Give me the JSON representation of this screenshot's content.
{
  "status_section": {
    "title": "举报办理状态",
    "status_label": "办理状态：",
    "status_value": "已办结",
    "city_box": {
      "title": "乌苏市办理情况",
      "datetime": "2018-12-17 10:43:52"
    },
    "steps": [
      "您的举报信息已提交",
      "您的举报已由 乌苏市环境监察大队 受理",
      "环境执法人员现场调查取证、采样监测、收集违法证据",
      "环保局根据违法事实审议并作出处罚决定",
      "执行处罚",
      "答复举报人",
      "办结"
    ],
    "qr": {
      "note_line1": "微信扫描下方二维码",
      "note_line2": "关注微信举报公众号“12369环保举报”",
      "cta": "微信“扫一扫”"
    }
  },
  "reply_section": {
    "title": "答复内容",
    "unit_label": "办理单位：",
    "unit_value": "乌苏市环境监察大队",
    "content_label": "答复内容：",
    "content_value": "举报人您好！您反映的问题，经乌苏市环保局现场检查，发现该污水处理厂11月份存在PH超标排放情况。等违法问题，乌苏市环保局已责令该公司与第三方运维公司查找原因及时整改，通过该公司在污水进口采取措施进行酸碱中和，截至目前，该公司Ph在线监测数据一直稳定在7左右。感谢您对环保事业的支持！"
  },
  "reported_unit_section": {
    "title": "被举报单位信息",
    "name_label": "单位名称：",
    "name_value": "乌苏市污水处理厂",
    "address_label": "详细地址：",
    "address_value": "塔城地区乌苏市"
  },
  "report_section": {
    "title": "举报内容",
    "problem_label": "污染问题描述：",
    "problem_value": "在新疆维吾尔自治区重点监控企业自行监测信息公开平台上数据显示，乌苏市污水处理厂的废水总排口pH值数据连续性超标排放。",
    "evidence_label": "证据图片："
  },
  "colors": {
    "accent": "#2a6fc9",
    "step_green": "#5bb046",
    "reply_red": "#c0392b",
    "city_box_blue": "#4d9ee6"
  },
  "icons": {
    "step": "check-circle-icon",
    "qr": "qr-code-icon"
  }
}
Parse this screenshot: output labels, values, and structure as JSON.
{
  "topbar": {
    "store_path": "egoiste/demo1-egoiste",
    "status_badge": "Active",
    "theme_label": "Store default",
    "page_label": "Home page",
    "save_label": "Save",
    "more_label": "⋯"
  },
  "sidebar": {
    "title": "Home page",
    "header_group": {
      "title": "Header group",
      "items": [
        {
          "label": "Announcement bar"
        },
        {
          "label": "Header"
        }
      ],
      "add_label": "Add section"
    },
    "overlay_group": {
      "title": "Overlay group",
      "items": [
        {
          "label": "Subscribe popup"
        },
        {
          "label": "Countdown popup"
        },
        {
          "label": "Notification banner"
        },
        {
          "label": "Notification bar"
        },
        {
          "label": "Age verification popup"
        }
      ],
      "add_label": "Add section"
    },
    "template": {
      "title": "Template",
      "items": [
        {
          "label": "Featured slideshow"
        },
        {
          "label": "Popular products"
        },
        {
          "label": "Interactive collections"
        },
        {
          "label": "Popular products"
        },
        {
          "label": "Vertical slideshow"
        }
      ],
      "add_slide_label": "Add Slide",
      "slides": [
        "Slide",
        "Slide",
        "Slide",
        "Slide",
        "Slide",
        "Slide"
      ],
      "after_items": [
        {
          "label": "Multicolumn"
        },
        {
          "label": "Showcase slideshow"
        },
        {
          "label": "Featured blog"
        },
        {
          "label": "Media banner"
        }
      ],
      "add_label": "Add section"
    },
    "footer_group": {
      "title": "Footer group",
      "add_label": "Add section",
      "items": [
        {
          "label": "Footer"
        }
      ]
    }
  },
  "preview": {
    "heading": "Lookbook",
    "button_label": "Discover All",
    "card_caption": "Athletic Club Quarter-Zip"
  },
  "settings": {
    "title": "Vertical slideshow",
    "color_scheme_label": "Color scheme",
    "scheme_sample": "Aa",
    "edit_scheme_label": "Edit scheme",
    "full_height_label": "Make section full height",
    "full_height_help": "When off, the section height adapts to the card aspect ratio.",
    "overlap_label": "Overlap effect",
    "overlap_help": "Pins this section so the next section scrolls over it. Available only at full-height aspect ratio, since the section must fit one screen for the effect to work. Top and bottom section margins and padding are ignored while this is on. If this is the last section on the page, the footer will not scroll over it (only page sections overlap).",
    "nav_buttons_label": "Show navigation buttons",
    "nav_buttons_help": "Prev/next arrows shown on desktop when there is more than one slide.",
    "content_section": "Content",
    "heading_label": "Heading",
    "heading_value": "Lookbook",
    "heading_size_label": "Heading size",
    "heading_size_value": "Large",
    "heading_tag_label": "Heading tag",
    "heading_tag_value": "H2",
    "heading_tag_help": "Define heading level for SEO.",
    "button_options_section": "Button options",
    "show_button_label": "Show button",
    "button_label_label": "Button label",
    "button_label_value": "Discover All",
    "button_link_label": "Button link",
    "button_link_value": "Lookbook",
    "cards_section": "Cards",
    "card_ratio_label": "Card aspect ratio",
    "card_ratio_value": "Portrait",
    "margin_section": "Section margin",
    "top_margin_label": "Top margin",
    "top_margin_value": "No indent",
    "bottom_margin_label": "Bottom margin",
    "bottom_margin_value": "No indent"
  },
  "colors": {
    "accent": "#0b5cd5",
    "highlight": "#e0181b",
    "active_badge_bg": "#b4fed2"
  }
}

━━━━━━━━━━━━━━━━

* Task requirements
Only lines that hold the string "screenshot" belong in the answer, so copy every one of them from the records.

* Written solution
Give me the JSON representation of this screenshot's content.
Parse this screenshot: output labels, values, and structure as JSON.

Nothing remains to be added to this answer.